This isn’t always a plus. Sometimes the live music sounds sloppy and terribly over polished. It can make one long for over produced studio work.
In jazz circles there are some brilliant live albums. One of the best I’ve heard in a while is Sonny Rollins’ Road Shows, Vol. 1. It was released in 2008 on Doxy.
Cuts like “Some Enchanted Evening” allow Rollins to explore territory on his saxophone. Even a track like “Tenor Madness” provides a different take on something I’ve heard many times before.
Rollins’ energy is amazing. He keeps thriving on “Blossom” the longest cut on the disc at 12:27.
There’s other bonuses on live discs. An announcer can give information about who’s playing on an album. There can be commentary on the music, as well.
None of this matters if there’s not a compelling sax solo like Rollins provides on “Easy Living.”
Solos on live albums and studio albums can be a drag.
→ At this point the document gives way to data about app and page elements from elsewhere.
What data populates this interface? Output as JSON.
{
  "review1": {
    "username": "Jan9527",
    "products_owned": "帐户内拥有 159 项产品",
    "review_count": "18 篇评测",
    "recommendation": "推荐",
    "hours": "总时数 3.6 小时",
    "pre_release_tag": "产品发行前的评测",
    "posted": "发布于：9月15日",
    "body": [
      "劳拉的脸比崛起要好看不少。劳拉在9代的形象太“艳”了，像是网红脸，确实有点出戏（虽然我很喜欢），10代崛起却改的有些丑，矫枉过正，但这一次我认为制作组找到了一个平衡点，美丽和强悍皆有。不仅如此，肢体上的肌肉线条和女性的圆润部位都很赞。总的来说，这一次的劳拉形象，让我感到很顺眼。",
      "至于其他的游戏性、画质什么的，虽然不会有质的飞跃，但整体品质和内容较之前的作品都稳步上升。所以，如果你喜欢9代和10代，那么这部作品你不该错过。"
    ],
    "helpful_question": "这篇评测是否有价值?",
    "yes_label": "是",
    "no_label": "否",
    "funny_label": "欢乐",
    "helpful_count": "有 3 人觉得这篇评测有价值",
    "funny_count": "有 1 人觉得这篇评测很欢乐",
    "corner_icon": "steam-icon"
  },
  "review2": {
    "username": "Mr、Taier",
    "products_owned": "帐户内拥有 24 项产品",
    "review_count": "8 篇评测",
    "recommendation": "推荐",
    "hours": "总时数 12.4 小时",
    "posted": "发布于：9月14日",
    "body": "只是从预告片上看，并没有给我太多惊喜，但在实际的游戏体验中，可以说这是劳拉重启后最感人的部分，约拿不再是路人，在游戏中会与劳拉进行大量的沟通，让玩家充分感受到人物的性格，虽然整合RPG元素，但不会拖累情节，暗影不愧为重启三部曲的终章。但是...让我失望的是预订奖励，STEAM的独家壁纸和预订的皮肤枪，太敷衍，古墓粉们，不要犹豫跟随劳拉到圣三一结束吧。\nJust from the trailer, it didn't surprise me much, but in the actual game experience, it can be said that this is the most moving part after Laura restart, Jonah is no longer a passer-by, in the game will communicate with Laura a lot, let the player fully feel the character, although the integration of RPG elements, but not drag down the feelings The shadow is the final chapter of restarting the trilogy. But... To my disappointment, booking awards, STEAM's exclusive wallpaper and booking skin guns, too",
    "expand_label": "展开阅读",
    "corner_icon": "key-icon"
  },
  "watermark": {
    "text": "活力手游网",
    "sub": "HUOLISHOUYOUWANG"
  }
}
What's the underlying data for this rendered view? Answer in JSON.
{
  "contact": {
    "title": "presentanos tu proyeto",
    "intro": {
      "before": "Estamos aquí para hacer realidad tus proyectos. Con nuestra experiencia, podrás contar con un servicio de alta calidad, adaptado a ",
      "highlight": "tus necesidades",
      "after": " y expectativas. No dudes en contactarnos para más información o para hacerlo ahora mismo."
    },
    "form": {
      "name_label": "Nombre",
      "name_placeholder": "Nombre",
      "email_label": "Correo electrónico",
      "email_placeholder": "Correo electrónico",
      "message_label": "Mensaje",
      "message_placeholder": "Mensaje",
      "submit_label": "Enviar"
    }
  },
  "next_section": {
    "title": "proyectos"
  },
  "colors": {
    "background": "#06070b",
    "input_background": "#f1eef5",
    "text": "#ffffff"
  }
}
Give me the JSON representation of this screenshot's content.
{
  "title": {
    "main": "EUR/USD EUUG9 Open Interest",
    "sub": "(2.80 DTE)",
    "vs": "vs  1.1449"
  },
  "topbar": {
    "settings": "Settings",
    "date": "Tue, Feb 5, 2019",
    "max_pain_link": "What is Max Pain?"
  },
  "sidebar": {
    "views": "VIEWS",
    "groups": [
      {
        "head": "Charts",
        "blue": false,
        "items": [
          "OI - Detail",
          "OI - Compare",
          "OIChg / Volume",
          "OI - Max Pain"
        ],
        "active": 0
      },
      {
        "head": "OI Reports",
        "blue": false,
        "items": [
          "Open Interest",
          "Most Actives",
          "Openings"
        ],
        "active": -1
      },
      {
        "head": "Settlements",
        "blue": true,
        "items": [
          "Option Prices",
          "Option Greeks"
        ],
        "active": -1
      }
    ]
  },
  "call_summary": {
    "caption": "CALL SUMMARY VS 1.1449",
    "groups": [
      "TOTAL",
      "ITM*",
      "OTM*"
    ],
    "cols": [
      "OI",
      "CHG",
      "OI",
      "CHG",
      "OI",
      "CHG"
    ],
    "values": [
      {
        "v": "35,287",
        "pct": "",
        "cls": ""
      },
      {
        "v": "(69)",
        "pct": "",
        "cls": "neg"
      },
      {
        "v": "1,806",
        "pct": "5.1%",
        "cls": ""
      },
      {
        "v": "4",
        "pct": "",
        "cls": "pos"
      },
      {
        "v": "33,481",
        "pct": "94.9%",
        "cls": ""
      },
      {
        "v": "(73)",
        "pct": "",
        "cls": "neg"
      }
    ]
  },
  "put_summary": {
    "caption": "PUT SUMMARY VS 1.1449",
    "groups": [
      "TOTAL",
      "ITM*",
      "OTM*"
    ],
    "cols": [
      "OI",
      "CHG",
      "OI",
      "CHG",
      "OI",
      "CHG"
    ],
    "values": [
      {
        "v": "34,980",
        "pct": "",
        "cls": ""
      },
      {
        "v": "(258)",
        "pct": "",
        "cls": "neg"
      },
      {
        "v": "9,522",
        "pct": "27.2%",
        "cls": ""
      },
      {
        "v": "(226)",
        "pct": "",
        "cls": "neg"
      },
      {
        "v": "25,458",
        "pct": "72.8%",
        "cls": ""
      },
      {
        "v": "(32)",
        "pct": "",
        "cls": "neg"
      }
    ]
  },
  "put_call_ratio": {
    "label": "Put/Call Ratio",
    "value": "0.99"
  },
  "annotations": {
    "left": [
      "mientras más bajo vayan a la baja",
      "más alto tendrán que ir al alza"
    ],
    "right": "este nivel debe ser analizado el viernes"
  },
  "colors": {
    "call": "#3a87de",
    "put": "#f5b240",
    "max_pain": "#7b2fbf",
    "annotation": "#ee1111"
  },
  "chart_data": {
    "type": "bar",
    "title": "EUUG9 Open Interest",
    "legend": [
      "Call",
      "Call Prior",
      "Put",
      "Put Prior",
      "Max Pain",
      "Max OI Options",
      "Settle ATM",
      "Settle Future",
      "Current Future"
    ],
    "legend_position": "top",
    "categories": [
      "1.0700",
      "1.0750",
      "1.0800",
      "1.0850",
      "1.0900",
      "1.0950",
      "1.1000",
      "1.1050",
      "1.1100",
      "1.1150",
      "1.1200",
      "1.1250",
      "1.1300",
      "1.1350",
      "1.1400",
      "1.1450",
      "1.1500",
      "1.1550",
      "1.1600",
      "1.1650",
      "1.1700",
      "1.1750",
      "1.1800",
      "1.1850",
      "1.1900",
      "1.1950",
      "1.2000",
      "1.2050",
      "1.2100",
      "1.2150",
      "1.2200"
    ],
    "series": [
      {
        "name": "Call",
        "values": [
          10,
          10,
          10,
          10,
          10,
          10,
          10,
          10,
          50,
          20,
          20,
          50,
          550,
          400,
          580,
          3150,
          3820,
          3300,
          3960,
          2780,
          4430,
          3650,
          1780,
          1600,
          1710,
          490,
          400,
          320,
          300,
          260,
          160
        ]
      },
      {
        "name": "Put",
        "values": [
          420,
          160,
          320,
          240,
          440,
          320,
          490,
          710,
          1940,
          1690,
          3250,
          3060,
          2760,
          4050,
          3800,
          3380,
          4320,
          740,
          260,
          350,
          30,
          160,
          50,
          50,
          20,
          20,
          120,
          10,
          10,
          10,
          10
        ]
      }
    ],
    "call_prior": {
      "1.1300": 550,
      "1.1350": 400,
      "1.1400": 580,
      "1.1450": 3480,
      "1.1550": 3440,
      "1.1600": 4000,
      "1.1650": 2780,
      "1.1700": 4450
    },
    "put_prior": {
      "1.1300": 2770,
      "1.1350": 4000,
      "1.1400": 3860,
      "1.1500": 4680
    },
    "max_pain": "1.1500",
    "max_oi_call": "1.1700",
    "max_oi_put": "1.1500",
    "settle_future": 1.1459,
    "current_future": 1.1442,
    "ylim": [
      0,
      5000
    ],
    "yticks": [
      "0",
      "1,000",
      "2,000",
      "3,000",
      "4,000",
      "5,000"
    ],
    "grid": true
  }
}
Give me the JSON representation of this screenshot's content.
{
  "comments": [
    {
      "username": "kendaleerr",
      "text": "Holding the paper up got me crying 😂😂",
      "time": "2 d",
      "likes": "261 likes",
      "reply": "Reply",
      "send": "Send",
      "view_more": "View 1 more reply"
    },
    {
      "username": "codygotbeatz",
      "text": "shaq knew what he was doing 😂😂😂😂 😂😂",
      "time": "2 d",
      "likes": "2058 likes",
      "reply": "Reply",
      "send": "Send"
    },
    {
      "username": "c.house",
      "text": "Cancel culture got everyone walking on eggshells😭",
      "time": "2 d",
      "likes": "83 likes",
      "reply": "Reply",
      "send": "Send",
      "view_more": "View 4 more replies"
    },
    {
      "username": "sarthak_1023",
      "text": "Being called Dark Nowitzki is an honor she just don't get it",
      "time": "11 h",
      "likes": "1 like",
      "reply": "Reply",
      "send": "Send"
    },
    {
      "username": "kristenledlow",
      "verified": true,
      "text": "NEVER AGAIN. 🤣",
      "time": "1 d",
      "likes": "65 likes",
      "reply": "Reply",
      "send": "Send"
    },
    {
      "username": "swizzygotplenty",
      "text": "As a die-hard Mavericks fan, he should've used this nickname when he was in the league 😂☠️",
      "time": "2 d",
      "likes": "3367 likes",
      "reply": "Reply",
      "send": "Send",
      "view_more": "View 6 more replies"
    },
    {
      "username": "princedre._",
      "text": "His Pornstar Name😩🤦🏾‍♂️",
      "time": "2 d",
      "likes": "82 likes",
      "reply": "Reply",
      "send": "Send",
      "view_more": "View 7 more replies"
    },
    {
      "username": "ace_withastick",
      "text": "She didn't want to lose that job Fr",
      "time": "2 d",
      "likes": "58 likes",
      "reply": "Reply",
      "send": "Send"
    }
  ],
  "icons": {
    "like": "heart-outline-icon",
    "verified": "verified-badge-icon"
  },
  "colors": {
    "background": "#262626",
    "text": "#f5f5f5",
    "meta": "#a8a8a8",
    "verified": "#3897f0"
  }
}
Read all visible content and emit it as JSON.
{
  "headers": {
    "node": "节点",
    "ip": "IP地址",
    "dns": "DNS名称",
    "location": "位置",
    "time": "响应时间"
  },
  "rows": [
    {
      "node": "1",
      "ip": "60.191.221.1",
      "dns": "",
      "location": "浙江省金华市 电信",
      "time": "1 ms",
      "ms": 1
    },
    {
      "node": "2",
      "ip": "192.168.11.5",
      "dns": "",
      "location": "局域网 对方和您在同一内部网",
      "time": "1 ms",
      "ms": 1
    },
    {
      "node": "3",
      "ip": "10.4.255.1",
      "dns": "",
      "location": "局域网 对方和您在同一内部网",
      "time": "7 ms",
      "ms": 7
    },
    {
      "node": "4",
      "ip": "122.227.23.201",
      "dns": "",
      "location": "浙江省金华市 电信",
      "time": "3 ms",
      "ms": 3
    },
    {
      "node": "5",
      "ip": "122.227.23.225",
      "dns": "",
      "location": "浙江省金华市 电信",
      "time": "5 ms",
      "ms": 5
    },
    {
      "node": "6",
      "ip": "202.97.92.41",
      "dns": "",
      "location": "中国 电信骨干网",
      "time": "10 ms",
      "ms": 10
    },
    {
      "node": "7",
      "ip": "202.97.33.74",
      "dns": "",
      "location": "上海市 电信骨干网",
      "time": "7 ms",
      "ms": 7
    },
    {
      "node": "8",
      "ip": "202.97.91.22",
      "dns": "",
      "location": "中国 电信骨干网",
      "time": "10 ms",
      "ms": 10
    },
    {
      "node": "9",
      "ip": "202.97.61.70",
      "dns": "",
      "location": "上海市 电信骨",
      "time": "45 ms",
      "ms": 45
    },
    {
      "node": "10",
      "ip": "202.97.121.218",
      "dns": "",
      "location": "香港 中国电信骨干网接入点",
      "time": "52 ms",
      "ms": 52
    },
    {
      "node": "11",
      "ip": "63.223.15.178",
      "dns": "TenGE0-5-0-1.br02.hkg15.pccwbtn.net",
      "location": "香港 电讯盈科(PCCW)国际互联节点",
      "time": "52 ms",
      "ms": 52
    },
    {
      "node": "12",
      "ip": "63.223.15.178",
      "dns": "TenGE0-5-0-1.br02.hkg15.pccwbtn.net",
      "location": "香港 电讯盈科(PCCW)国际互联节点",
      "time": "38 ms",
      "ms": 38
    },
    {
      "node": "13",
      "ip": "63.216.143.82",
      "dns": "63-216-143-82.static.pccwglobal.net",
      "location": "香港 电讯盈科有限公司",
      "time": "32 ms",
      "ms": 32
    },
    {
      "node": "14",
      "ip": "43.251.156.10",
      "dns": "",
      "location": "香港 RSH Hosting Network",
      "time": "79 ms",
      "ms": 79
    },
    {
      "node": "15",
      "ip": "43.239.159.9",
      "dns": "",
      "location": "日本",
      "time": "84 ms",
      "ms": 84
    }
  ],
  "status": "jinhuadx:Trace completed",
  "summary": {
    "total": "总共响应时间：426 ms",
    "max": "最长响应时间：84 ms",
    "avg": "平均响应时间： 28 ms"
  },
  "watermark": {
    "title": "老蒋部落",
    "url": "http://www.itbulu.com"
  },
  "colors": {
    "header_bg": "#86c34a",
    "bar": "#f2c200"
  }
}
The jamming the Who did on the second side of Live at Leeds didn’t live up to the interest level of the cuts on side one.
I’ve had my share of good times listening to the White Stripes Under Great White Northern Lights. I bought the album because of “Seven Nation Army.” It was during a period, where I wanted to listen and own songs played at sporting events.
For some of these albums listening to a few cuts suffices. There are some other albums where more in depth listening is required. Dave Brubeck’s Jazz Goes to College or John Coltrane’s One Down, One Up: Live at the Half Note are other worthwhile ventures.
Enjoy the pop
Iggy Azalea’s New Classic doesn’t live up to its title. But there are good tracks.
Maybe, there’s hope of a knockout pop album out there. Then again it would be good for some country pleasure. Crossover anyone?